Contributor(s): Staff Sergeant GIBBONS, S, Lieutenant Mikhail Palmer
Subject: The JDF Air Wing, Going Further, Giving Back
As the Jamaica Defence Force (JDF) transitions into Brigade formations, the JDF Air Wing’s Number 2 Flight is grateful. Before the Formations were ever conceived, our helicopter fleet consisted of Eurocopter AS350Ns, Bell 412 aircraft and Bell 407 aircraft for operations with Bell 206 aircraft for pilot training. Among our operational roles were Search and Rescue (SAR), Troop and VIP Transportation, Casualty Evacuation (CASEVAC) and Underslung Firefighting (Bambi Bucket) missions.

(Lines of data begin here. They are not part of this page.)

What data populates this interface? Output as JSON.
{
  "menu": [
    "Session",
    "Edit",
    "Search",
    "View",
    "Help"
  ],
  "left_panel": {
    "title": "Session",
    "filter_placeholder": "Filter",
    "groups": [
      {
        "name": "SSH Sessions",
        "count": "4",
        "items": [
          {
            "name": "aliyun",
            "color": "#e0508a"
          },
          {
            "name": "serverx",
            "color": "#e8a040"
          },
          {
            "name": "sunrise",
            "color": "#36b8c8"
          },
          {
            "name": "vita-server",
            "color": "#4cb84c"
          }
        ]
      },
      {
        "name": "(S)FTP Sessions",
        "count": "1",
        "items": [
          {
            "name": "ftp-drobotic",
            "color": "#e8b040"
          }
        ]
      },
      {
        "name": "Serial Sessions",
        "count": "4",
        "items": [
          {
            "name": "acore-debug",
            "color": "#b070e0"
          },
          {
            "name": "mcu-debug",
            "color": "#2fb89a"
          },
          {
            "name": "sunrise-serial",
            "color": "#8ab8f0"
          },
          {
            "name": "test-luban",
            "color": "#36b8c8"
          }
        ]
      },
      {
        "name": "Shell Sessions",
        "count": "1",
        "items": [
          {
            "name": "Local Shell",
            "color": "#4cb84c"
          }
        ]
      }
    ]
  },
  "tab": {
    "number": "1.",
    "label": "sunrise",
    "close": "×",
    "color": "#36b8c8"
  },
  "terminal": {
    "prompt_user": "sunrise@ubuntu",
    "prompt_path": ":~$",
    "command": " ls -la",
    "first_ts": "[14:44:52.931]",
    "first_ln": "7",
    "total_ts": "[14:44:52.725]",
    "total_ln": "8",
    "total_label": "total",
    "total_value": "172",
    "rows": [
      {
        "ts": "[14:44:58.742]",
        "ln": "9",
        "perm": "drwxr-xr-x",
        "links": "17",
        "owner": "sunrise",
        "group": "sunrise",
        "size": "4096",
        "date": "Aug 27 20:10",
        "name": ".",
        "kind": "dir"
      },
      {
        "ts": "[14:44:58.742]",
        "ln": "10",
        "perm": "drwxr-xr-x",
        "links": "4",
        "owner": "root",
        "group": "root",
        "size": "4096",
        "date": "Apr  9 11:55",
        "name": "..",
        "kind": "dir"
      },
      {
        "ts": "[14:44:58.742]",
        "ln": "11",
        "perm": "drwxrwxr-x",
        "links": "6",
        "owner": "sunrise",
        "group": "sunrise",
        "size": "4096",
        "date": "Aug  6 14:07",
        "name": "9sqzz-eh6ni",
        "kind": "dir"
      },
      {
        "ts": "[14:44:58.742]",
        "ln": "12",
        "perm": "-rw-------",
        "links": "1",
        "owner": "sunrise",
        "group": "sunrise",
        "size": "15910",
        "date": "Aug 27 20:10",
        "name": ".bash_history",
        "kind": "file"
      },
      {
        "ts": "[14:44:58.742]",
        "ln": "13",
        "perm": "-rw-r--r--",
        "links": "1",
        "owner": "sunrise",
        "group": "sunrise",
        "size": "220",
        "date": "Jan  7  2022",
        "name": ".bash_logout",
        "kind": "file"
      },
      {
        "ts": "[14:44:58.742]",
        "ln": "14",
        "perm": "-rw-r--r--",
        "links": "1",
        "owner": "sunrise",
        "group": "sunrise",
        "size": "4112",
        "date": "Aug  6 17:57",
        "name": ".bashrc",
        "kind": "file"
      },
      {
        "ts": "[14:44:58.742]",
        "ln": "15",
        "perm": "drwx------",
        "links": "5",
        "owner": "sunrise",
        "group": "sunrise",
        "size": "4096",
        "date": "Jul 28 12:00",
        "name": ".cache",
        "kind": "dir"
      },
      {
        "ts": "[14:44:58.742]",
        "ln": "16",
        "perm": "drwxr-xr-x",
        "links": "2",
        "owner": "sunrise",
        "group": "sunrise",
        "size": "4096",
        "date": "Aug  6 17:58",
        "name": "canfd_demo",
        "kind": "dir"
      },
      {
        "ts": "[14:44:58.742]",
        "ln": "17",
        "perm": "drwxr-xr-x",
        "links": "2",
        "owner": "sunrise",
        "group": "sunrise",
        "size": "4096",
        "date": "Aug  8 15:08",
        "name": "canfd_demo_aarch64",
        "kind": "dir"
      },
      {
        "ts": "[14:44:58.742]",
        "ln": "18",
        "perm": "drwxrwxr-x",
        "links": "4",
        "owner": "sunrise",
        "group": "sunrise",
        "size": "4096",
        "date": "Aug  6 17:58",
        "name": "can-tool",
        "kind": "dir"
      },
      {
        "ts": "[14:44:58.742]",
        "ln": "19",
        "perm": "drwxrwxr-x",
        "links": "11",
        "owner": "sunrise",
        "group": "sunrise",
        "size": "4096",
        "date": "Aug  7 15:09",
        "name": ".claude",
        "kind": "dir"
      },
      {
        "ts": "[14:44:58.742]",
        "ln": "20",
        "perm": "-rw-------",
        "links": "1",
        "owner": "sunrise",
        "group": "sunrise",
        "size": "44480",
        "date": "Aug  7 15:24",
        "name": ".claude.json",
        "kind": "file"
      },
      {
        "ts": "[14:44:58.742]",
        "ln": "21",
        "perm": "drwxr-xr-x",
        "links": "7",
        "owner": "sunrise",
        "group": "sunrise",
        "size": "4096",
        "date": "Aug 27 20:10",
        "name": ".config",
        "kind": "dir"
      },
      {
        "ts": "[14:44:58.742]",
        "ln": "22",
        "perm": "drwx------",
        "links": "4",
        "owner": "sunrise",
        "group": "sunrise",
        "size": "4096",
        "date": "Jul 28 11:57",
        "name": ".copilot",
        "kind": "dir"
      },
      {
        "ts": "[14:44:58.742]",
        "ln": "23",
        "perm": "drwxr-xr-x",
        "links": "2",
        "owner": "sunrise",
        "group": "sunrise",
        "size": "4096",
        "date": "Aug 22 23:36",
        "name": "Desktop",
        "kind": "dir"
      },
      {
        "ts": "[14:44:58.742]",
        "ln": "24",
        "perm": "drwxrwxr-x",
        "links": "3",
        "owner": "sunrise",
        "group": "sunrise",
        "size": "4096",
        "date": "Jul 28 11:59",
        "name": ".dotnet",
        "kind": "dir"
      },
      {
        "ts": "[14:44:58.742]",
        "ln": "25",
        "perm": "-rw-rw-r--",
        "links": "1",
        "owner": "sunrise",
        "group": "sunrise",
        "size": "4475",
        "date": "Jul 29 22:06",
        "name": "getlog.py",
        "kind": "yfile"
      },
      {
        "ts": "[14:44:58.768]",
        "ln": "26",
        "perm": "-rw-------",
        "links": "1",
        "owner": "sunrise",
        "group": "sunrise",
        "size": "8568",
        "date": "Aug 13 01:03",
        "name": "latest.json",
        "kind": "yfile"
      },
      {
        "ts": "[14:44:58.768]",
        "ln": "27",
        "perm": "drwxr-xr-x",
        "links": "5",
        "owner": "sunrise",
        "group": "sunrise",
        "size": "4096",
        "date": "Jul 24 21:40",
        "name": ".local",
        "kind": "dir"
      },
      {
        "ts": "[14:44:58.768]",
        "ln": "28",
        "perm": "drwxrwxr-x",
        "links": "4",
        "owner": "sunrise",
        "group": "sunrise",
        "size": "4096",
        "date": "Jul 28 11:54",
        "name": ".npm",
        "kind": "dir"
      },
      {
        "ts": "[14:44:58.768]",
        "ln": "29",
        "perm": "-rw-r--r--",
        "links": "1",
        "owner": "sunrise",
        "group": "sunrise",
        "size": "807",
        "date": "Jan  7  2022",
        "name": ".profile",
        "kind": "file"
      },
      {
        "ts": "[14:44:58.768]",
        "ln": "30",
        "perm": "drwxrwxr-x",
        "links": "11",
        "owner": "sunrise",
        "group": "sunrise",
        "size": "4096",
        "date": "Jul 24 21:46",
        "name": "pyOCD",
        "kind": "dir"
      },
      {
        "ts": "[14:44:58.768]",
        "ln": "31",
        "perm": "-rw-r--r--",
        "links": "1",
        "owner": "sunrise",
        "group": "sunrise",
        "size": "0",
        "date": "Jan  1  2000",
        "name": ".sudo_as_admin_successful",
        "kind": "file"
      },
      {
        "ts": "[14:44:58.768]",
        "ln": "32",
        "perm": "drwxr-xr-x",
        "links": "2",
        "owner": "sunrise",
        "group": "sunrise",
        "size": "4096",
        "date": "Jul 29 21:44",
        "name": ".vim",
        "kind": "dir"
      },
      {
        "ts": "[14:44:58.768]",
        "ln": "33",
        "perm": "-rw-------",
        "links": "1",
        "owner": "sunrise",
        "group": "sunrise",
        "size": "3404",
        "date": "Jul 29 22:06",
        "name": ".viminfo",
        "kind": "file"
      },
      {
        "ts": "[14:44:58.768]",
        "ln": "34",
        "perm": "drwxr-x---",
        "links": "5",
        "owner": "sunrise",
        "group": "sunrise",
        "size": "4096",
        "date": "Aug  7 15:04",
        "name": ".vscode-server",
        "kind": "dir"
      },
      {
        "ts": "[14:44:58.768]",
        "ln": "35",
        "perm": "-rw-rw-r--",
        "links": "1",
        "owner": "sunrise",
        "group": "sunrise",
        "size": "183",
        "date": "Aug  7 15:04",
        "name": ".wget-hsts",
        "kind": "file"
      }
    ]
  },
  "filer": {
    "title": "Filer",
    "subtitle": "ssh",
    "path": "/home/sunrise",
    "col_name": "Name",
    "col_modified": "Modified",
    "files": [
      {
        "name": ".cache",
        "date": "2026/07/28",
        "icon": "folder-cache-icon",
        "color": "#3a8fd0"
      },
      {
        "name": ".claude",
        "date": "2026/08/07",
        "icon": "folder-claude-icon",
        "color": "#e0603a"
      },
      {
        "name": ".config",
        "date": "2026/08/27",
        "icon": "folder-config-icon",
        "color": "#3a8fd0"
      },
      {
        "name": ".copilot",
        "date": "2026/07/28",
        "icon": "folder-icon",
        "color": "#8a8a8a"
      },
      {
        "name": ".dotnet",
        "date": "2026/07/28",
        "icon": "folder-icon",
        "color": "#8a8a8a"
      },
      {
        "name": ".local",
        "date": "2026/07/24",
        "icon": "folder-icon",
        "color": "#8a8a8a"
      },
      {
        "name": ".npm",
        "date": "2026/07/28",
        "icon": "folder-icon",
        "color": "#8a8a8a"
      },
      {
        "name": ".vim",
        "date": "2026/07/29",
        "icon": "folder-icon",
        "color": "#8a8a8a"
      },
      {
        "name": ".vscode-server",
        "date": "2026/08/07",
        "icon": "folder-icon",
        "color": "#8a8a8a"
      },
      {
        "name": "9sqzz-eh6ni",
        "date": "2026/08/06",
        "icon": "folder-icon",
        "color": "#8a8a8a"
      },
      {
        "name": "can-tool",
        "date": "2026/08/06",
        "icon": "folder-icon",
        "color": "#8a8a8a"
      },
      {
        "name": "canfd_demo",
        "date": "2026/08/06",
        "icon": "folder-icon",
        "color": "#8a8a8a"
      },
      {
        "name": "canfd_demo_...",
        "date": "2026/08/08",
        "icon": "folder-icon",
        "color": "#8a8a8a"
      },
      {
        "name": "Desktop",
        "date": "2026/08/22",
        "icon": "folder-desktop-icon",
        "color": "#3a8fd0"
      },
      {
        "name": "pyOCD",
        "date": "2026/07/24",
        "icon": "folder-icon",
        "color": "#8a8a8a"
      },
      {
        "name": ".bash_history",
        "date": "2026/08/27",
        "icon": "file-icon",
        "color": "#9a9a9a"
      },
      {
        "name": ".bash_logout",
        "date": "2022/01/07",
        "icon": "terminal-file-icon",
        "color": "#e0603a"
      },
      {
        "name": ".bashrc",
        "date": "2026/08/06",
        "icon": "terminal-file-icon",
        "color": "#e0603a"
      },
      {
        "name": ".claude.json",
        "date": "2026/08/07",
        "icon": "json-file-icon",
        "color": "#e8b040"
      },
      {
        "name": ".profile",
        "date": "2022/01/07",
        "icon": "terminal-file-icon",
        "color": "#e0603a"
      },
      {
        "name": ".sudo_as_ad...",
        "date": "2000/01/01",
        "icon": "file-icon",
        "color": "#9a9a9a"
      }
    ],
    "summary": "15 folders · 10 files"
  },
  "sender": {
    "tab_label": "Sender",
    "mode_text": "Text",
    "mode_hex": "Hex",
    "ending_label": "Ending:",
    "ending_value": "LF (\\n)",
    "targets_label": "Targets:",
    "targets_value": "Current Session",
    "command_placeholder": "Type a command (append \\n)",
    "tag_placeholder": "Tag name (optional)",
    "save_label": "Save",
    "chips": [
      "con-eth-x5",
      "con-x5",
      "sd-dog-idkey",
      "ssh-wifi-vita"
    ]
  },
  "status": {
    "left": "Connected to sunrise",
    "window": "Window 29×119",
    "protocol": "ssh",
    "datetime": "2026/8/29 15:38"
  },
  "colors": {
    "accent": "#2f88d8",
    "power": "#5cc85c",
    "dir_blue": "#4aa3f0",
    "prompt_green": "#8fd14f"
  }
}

Now, as a critical component of the Maritime Air and Cyber Command (MACC) and with the rationalization of the JDF Air Wing helicopter fleet, we are using a multimission platform, the Bell 429. This is a state-of-the-art helicopter that boasts new features, such as the electronically deployable hoist mechanism. The aircraft also has an advanced instrument panel which consists of electronic flight instrument displays, rather than traditional analog gauges.
With the upgraded platform, new challenges have arisen and members of the Unit have quickly adapted with training. One new challenge we face as a result of the transition is reduced cabin space during SAR operations. The Bell 412 had enough cabin space to effectively rescue up to six (6) persons at once, whereas the Bell 429 can only facilitate the rescue of one (1) person at a time. Another challenge is the reduced volume of water carried by each Bell 429 during underslung firefighting operations as a result of a smaller Bambi bucket.
Though we may not have the Bell 412 to move thirteen (13) persons at once and though we may have a smaller underslung load, we have mitigated these deficiencies through fine tuning of our Standard Operating Procedures (SOPs) and through effective leveraging of the number of Bell 429s available. Looking back at where we are coming from with the old fleet and where we are now, we are very certain that the Formation and Unit will continue to meet Force and National expectations of mission capability, competence and success.
Notwithstanding the challenges, the changes have also brought with them advantages. We previously had three (3) platforms with which we engaged in operations. However, we occasionally encountered challenges because of aircraft maintenance. The new fleet provides an advantage, in that the Bell 429 platforms are cutting edge, easier to maintain and allow a more streamlined logistical process since it surrounds one common operational aircraft.
For any mission to be successful, the Unit is well aware that training is paramount. This is especially true since our Flight has increased in numbers both in regard to the number of aircraft and in regard to the number of Aircrewmen engaged in operations. We have a saying in the JDF, ‘Train hard, Fight easy’. As such, we have made several changes to how we conduct training. Pilots and Aircrewmen continue to maintain their proficiencies at the requisite periods in order to maintain the operational synergy and effectiveness expected by Jamaican citizens.
With over 17 years of experience in aviation, I share my experience with the younger aircrewmen by conducting Aircrewman courses at all levels of classification. I also have discussions with them to understand what they are facing as they conduct training and execute missions. I view this as a great opportunity to share my experience and engage with them so they have better understanding of their mission. I believe that experience teaches wisdom and the more we understand the mission, the better the atmosphere for Crew Recourse Management (CRM) and safety. Our intent, regardless of the challenges we face, is to continue to support higher command’s intent through the conduct of effective airborne operations. This, as we operate not just for Jamaica, but the Caribbean at large. ‘We Fly For All’.